- _DATA SUPPLIED_:

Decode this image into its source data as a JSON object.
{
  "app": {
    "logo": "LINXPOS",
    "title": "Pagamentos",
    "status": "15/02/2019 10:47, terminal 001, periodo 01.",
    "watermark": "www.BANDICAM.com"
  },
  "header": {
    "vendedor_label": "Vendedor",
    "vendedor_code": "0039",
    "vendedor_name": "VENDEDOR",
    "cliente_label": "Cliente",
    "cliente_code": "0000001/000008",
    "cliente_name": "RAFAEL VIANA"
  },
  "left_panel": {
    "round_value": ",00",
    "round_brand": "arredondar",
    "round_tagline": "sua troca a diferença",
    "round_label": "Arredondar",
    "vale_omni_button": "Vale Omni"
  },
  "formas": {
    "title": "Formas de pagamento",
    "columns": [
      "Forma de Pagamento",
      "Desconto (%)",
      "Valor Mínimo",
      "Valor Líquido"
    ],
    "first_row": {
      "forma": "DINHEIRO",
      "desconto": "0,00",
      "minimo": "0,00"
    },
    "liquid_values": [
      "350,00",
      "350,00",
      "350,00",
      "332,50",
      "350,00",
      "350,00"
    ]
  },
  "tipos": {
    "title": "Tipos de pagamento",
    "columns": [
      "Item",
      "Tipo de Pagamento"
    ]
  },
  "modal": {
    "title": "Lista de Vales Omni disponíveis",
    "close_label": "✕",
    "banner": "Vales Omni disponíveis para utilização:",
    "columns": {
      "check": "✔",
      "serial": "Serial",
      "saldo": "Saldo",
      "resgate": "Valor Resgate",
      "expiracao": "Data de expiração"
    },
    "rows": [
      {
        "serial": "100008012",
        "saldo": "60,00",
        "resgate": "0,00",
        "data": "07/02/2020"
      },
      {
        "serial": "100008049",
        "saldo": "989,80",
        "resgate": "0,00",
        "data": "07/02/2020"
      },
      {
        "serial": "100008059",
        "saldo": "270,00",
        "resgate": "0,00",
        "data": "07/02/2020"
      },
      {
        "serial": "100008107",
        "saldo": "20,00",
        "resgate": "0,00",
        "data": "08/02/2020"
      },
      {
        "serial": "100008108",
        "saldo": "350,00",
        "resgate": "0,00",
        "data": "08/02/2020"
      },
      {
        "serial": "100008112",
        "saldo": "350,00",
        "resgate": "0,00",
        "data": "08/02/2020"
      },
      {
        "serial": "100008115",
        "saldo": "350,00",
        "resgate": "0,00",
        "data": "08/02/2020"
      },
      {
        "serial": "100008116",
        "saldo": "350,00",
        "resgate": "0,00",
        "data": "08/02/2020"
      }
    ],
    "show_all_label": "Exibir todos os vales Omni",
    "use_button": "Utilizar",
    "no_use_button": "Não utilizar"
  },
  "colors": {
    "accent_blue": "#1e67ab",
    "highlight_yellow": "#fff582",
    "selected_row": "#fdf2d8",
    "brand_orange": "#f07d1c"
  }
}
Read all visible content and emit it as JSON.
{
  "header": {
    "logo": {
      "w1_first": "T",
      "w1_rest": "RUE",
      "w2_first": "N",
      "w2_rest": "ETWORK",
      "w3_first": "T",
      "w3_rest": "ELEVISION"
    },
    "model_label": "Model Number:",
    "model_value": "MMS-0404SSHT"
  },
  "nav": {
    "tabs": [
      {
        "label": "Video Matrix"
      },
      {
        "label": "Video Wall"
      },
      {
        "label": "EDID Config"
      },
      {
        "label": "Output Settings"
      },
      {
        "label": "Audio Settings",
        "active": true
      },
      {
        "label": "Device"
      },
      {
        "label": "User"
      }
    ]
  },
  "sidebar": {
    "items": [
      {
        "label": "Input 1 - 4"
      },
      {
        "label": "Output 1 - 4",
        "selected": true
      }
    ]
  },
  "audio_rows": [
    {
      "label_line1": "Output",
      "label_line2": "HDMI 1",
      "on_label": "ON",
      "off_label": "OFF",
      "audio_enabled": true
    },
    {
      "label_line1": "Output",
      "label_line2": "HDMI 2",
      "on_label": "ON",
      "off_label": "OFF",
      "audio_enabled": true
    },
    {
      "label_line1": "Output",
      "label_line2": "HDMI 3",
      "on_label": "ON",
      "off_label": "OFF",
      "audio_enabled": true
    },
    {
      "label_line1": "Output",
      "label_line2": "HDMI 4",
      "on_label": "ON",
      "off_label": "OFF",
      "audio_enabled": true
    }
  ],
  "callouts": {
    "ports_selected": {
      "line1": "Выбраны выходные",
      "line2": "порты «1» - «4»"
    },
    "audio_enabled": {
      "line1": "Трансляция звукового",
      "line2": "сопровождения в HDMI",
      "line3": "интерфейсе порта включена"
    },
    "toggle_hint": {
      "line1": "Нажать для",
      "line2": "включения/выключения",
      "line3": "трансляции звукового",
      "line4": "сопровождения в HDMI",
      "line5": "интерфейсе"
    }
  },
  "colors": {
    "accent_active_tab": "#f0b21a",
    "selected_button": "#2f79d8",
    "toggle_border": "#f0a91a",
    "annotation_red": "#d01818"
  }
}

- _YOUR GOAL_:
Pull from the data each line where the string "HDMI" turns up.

- _EXERCISE RESPONSE_:
      "label_line2": "HDMI 1",
      "label_line2": "HDMI 2",
      "label_line2": "HDMI 3",
      "label_line2": "HDMI 4",
      "line2": "сопровождения в HDMI",
      "line4": "сопровождения в HDMI",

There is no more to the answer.